A cargo ship carrying iron ore, the MV Bingo, sank Saturday as the cyclone barreled through the Bay of Bengal, coast guard officials said. The crew of 18 — including 17 Chinese and one Indonesian — got into a lifeboat but had not been located by midday today.
Port officials were in touch with the crew by radio until 4 a.m. today, and the coast guard was still searching for the crew, said guard Commandant Sharad Matri.
The storm weakened significantly after making landfall early Saturday night, with some areas reporting little more than breezy drizzles today, but meteorologists said parts of the region would face heavy rains and winds for the next 24 hours.
“Its intensity is still strong, but after crossing the coast it has weakened considerably,” Sharat Sahu, a top official with the Indian Meteorological Dept. in Orissa, told reporters.
Indian officials spoke dismissively of American forecasters who had warned of a record-breaking cyclone that would drive a massive wall of water — perhaps as large as 9 meters high (30 feet high) — into the coastline.
“They have been issuing warnings and we have been contradicting them,” said L.S. Rathore, director-general of the Indian Meteorological Department. “That is all that I want to say.”
“As a scientist, we have our own opinion and we stuck to that.
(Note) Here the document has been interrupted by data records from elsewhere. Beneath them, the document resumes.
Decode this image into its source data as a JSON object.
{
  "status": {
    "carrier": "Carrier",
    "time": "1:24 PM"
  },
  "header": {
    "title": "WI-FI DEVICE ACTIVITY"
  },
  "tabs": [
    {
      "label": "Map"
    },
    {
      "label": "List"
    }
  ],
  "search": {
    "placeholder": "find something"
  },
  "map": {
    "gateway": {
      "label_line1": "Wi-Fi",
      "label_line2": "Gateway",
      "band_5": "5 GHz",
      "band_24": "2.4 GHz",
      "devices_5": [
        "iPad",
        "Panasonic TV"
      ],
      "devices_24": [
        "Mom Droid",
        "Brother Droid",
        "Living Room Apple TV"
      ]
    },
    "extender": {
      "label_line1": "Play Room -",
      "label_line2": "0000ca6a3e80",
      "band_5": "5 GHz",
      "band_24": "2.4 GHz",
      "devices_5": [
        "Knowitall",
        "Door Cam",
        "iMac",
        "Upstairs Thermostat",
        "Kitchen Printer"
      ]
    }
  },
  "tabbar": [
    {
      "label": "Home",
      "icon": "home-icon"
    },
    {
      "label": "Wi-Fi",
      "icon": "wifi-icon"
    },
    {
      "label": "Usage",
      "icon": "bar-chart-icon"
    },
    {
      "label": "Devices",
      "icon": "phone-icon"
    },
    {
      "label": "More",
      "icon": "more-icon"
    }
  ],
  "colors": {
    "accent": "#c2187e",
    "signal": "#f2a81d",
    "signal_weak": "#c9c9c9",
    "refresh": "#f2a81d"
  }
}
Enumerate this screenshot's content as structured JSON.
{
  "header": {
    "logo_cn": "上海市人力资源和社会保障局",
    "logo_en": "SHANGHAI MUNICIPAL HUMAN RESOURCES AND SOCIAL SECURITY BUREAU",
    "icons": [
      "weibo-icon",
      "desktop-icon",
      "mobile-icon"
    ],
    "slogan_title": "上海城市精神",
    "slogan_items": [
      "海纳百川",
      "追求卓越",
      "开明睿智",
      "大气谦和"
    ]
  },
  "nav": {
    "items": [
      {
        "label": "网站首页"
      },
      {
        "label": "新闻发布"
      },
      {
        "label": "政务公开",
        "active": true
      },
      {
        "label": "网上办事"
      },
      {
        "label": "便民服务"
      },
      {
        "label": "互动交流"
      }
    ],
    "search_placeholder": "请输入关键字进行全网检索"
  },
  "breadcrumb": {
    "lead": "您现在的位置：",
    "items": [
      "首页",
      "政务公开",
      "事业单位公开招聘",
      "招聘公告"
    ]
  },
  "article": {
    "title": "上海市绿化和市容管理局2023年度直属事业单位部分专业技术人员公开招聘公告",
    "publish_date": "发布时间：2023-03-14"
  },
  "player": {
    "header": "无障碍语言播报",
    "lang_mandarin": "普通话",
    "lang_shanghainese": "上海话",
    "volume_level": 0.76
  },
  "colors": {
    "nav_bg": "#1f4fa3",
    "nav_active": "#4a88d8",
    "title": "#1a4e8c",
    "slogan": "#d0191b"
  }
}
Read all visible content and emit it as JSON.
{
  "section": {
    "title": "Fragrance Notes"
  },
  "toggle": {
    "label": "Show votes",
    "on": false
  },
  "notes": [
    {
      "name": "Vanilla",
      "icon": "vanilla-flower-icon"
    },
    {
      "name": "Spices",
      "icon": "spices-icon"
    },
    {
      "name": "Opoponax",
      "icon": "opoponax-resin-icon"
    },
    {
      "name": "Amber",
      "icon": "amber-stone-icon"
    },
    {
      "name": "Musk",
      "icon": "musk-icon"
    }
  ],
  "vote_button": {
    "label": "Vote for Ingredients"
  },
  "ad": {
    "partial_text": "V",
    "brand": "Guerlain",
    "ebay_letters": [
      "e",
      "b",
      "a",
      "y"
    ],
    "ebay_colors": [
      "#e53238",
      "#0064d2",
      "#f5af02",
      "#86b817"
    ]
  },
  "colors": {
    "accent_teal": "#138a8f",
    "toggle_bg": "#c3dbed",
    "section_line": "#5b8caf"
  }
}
We told them that is what is required as a national weather service — to keep people informed with the reality without being influenced by over-warning,” he said at a news conference in New Delhi, the capital.
The Indian government had faced immense public criticism after its slow response to a series of deadly floods and mudslides in June in the northern state of Uttarakhand, where more than 6,000 people were killed.
But officials took few chances with Phailin, especially given memories of a 1999 Orissa cyclone that devastated the coastline and left at least 10,000 people dead.
Nearly 1 million people were evacuated from the coast ahead of the storm, including more than 870,000 in Orissa and more than 100,000 in neighboring Andhra Pradesh.
Officials in both states had been stockpiling emergency food supplies and setting up shelters. The Indian military put some of its forces on alert, with trucks, transport planes and helicopters at the ready for relief operations.
Electric utility authorities in Orissa switched off the power in 12 districts in the path of the cyclone after scores of electric pylons toppled from the torrential rain and high winds.
The storm wreaked havoc in Behrampur, a small town about 10 kilometers (7 miles) inland from where the eye of the cyclone struck, with the wind shattering windows, blowing down trees and electrical poles, and terrifying residents. But only three people died in the town, a security official said.
“The trees and the buildings could not be saved, but the people have been evacuated, so the human toll was contained so far,” said Naresh Sharma, a commander with the Indian Central Reserve Police Force.
For the people living along the coast, many of whom live as subsistence farmers in mud-and-thatch huts, the economic toll will be immense.
Heavy rains and surging seawater destroyed more than 500,000 hectares (1.23 million acres) of crops worth an estimated 24 billion rupees ($395 million), according to Orissa’s disaster minister, S.N. Patro.
With some of the world’s warmest waters, the Indian Ocean is considered a cyclone hot spot, and some of the deadliest storms in recent history have come through the Bay of Bengal, including the 1999 cyclone.
U.S. forecasters had repeatedly warned that Phailin would be immense, and as the cyclone swept across the Bay of Bengal toward the Indian coast Saturday, satellite images showed its spinning tails covering an area larger than France.